→ Instructions to follow:
Copy the records exactly, every one of them.

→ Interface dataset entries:
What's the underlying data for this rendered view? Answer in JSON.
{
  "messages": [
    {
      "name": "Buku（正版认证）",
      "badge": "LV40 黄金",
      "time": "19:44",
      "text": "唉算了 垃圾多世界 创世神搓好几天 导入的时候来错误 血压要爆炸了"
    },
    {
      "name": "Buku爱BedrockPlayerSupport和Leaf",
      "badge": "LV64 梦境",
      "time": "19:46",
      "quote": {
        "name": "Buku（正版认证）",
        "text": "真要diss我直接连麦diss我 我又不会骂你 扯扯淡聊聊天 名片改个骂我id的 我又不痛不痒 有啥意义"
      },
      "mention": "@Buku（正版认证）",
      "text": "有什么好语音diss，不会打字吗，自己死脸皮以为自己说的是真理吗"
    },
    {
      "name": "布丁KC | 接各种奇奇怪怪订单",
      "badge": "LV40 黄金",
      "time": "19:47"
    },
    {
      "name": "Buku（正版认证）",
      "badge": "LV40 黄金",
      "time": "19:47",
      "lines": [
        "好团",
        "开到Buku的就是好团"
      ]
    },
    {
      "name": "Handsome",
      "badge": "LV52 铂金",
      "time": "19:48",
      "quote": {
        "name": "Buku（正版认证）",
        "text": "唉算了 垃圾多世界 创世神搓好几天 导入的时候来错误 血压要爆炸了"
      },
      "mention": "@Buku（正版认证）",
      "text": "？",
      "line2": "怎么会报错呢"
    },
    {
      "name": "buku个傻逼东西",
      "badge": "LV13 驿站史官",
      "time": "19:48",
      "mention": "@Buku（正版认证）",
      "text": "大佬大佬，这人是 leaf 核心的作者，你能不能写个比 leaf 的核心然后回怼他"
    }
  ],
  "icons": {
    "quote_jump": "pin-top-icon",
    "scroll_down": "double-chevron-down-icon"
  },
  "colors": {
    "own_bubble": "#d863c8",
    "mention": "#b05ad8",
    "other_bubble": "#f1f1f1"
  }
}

→ Output of the exercise:
What's the underlying data for this rendered view? Answer in JSON.
{
  "messages": [
    {
      "name": "Buku（正版认证）",
      "badge": "LV40 黄金",
      "time": "19:44",
      "text": "唉算了 垃圾多世界 创世神搓好几天 导入的时候来错误 血压要爆炸了"
    },
    {
      "name": "Buku爱BedrockPlayerSupport和Leaf",
      "badge": "LV64 梦境",
      "time": "19:46",
      "quote": {
        "name": "Buku（正版认证）",
        "text": "真要diss我直接连麦diss我 我又不会骂你 扯扯淡聊聊天 名片改个骂我id的 我又不痛不痒 有啥意义"
      },
      "mention": "@Buku（正版认证）",
      "text": "有什么好语音diss，不会打字吗，自己死脸皮以为自己说的是真理吗"
    },
    {
      "name": "布丁KC | 接各种奇奇怪怪订单",
      "badge": "LV40 黄金",
      "time": "19:47"
    },
    {
      "name": "Buku（正版认证）",
      "badge": "LV40 黄金",
      "time": "19:47",
      "lines": [
        "好团",
        "开到Buku的就是好团"
      ]
    },
    {
      "name": "Handsome",
      "badge": "LV52 铂金",
      "time": "19:48",
      "quote": {
        "name": "Buku（正版认证）",
        "text": "唉算了 垃圾多世界 创世神搓好几天 导入的时候来错误 血压要爆炸了"
      },
      "mention": "@Buku（正版认证）",
      "text": "？",
      "line2": "怎么会报错呢"
    },
    {
      "name": "buku个傻逼东西",
      "badge": "LV13 驿站史官",
      "time": "19:48",
      "mention": "@Buku（正版认证）",
      "text": "大佬大佬，这人是 leaf 核心的作者，你能不能写个比 leaf 的核心然后回怼他"
    }
  ],
  "icons": {
    "quote_jump": "pin-top-icon",
    "scroll_down": "double-chevron-down-icon"
  },
  "colors": {
    "own_bubble": "#d863c8",
    "mention": "#b05ad8",
    "other_bubble": "#f1f1f1"
  }
}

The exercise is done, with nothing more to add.